▸ To do
What follows is data; output all of it exactly as given.

▸ Records supplied
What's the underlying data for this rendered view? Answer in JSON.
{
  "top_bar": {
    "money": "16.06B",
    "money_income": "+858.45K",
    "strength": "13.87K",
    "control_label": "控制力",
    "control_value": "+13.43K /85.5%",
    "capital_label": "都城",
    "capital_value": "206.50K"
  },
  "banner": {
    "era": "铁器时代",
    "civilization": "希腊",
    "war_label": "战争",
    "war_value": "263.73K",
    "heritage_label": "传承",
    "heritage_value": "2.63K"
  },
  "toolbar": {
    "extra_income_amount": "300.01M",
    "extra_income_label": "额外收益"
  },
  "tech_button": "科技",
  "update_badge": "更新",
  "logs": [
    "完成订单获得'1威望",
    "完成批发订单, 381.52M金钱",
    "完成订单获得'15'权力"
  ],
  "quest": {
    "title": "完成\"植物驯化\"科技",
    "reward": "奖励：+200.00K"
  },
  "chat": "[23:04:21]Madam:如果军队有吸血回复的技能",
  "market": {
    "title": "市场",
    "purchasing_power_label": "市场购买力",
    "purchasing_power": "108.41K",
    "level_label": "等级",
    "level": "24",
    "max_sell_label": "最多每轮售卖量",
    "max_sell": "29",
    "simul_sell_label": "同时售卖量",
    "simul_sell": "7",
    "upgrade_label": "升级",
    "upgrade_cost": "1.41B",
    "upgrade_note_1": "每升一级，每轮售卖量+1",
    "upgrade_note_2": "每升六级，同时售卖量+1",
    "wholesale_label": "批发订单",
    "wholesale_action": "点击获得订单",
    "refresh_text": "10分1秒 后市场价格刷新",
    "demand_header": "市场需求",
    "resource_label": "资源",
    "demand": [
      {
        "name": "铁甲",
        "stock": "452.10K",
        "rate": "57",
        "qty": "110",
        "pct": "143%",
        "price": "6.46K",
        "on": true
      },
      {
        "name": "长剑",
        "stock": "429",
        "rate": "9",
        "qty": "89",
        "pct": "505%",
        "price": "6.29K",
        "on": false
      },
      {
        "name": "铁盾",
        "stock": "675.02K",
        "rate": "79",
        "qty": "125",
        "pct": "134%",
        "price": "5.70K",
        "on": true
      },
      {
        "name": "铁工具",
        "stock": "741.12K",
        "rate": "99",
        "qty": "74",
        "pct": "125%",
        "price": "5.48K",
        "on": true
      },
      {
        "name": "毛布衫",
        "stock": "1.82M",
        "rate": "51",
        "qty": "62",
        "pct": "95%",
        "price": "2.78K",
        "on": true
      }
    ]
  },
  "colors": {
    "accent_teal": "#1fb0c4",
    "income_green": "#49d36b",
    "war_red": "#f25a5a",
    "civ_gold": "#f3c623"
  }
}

▸ Written answer
What's the underlying data for this rendered view? Answer in JSON.
{
  "top_bar": {
    "money": "16.06B",
    "money_income": "+858.45K",
    "strength": "13.87K",
    "control_label": "控制力",
    "control_value": "+13.43K /85.5%",
    "capital_label": "都城",
    "capital_value": "206.50K"
  },
  "banner": {
    "era": "铁器时代",
    "civilization": "希腊",
    "war_label": "战争",
    "war_value": "263.73K",
    "heritage_label": "传承",
    "heritage_value": "2.63K"
  },
  "toolbar": {
    "extra_income_amount": "300.01M",
    "extra_income_label": "额外收益"
  },
  "tech_button": "科技",
  "update_badge": "更新",
  "logs": [
    "完成订单获得'1威望",
    "完成批发订单, 381.52M金钱",
    "完成订单获得'15'权力"
  ],
  "quest": {
    "title": "完成\"植物驯化\"科技",
    "reward": "奖励：+200.00K"
  },
  "chat": "[23:04:21]Madam:如果军队有吸血回复的技能",
  "market": {
    "title": "市场",
    "purchasing_power_label": "市场购买力",
    "purchasing_power": "108.41K",
    "level_label": "等级",
    "level": "24",
    "max_sell_label": "最多每轮售卖量",
    "max_sell": "29",
    "simul_sell_label": "同时售卖量",
    "simul_sell": "7",
    "upgrade_label": "升级",
    "upgrade_cost": "1.41B",
    "upgrade_note_1": "每升一级，每轮售卖量+1",
    "upgrade_note_2": "每升六级，同时售卖量+1",
    "wholesale_label": "批发订单",
    "wholesale_action": "点击获得订单",
    "refresh_text": "10分1秒 后市场价格刷新",
    "demand_header": "市场需求",
    "resource_label": "资源",
    "demand": [
      {
        "name": "铁甲",
        "stock": "452.10K",
        "rate": "57",
        "qty": "110",
        "pct": "143%",
        "price": "6.46K",
        "on": true
      },
      {
        "name": "长剑",
        "stock": "429",
        "rate": "9",
        "qty": "89",
        "pct": "505%",
        "price": "6.29K",
        "on": false
      },
      {
        "name": "铁盾",
        "stock": "675.02K",
        "rate": "79",
        "qty": "125",
        "pct": "134%",
        "price": "5.70K",
        "on": true
      },
      {
        "name": "铁工具",
        "stock": "741.12K",
        "rate": "99",
        "qty": "74",
        "pct": "125%",
        "price": "5.48K",
        "on": true
      },
      {
        "name": "毛布衫",
        "stock": "1.82M",
        "rate": "51",
        "qty": "62",
        "pct": "95%",
        "price": "2.78K",
        "on": true
      }
    ]
  },
  "colors": {
    "accent_teal": "#1fb0c4",
    "income_green": "#49d36b",
    "war_red": "#f25a5a",
    "civ_gold": "#f3c623"
  }
}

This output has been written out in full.